A plan to fund a soccer stadium for the Indy Eleven took shape in legislation Tuesday with a proposal that could capture up to $11 million annually in tax revenue to pay off the bonds for the $150 million outdoor arena.
Senate Bill 543, authored by Sen. Jack Sandlin, R-Indianapolis, would create a new Professional Sports Development Area on an unspecified plot where developer Ersal Ozdemir—who owns the Indy Eleven—plans a $550 million, mixed-use project called Eleven Park. The residential and commercial parts of the project would be privately funded, but the bill would establish at least part of the public financing for the included stadium.
Introduced Tuesday, the legislation—which has been sent to the Senate Appropriations Committee for consideration—would create a sports development area to encompass the larger Eleven Park development and would be in place for at least the next three decades.
The PSDA could capture up to $11 million in tax revenue per year for 32 years—money that would be paid by the businesses, residents and even athletes living or working at Eleven Park. That revenue would be diverted to the Capital Improvement Board—which would own the 20,000-seat stadium, but not the private development surrounding it—for the purpose of paying for the public infrastructure.
Initially, the stadium and the rest of the public development (including a plaza and underground parking garages) would be paid for using city-issued, developer backed bonds, with any funding gaps in financing covered by Indy Eleven’s ownership group.
Because Ozdemir has not yet said where it plans to place the development—though multiple sites have been discussed by those familiar with the team’s plans—the legislation does not lock in a location for the PSDA.
A spokesman for the proposed Eleven Park development issued a statement late Tuesday calling the proposal "a creative, taxpayer-friendly public-private partnership" that would not require state or local governments to spend tax revenue they already are receiving. "Eleven Park will continue to work with all stakeholders, including Sen. Sandlin and other supportive policy makers to support this piece of legislation or other legislative pathways that will make this transformative neighborhood development a reality."
The bill places conditions on the development of the Eleven Park site and the structure of any lease agreements between CIB and Indy Eleven or other major stadium tenants, chief among them the length of such a lease and future improvements to the facility.
The CIB would not be able to secure a lease with Indy Eleven that exceeds 40 years. Standard venue lease deals for sports teams—including one being floated for the Pacers by state lawmakers—are generally 25 to 30 years long. The CIB also could not charge lease rates to Indy Eleven or other tenants until construction is completed. While Ozdemir last week said the team would be willing to pay all operating costs for the stadium, the legislation puts that commitment in writing, giving the CIB discretion in determining what group is responsible for operations.

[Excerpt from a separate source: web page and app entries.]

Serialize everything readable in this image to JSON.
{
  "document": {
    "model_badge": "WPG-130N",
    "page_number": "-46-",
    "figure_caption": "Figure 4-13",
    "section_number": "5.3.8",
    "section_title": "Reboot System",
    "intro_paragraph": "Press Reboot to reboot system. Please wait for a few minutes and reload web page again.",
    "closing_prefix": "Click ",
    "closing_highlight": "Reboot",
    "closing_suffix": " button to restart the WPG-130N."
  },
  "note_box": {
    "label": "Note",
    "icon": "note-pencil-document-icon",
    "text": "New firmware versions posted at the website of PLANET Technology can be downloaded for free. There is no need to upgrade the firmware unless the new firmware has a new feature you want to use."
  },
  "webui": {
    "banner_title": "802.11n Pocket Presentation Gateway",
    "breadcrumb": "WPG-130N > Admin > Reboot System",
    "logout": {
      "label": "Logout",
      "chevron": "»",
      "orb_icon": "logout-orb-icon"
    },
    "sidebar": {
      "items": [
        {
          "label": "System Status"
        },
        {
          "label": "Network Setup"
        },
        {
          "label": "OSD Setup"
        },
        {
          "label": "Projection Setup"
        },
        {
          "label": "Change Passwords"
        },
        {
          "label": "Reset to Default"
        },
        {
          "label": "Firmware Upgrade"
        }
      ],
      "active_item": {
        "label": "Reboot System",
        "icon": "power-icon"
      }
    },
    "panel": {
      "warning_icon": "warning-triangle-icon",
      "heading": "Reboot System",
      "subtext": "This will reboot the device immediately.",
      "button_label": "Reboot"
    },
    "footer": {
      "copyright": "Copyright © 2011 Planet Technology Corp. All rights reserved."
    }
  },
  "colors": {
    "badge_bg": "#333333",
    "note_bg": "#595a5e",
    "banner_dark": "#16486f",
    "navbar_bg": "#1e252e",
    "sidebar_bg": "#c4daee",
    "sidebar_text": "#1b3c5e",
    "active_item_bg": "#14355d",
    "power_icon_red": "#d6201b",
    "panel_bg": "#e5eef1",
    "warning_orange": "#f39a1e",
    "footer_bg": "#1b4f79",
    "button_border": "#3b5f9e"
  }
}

The bill also predicates that other uses for the stadium outside of housing Indy Eleven would be permitted, at the discretion of the CIB. While it is not clear at this point whether Indy Eleven would receive a cut of the funds from events held at the stadium—the Colts and the Pacers both do for most other events at their respective venues—that detail is expected to be ironed out if the sides sit down to discuss a long-term lease deal.
CIB President Melina Kennedy said neither she nor the board’s counsel has had an opportunity to review the legislation. The CIB did not have a role in drafting the bill, she said.
“We’ve given Indy Eleven our thoughts on what we would support,” she said, noting that if the bill is consistent with those considerations, the CIB would line up behind the bill.
Before construction on the stadium and other public infrastructure could begin, the CIB would be required to undergo a public process and put the project out to bid to interested parties. While the legislation makes no provisions for the potential involvement of Keystone Corp., a development firm owned by Ozdemir, companies that are perceived to have a conflict of interest are generally not permitted to participate in public bids.
Sandlin's bill was introduced the same day that Senate Appropriations Chairman Ryan Mishler introduced Senate Bill 7, which would increase funding for the CIB as part of a long-term plan to improve its existing facilities, including the Indiana Convention Center and Bankers Life Fieldhouse. Sandlin said he would not be surprised if his proposal is merged into the Mishler's bill and is hopeful about its prospects for passage.
Kennedy said last week that any stadium deal for Indy Eleven will require a private investment element to accompany and offset the use of public dollars at the site. She said she likes the general concept of Eleven Park as it has been presented and is continuing to work with the team on details related to the project.
In 2015, Indy Eleven proposed a standalone stadium that would have cost taxpayers $87 million. Legislation for that project was also introduced in the General Assembly and passed an initial vote, before ultimately dying. The team rejected an option that would have seen an extensive renovation to Michael A. Carroll Stadium on the IUPUI campus, its home at the time.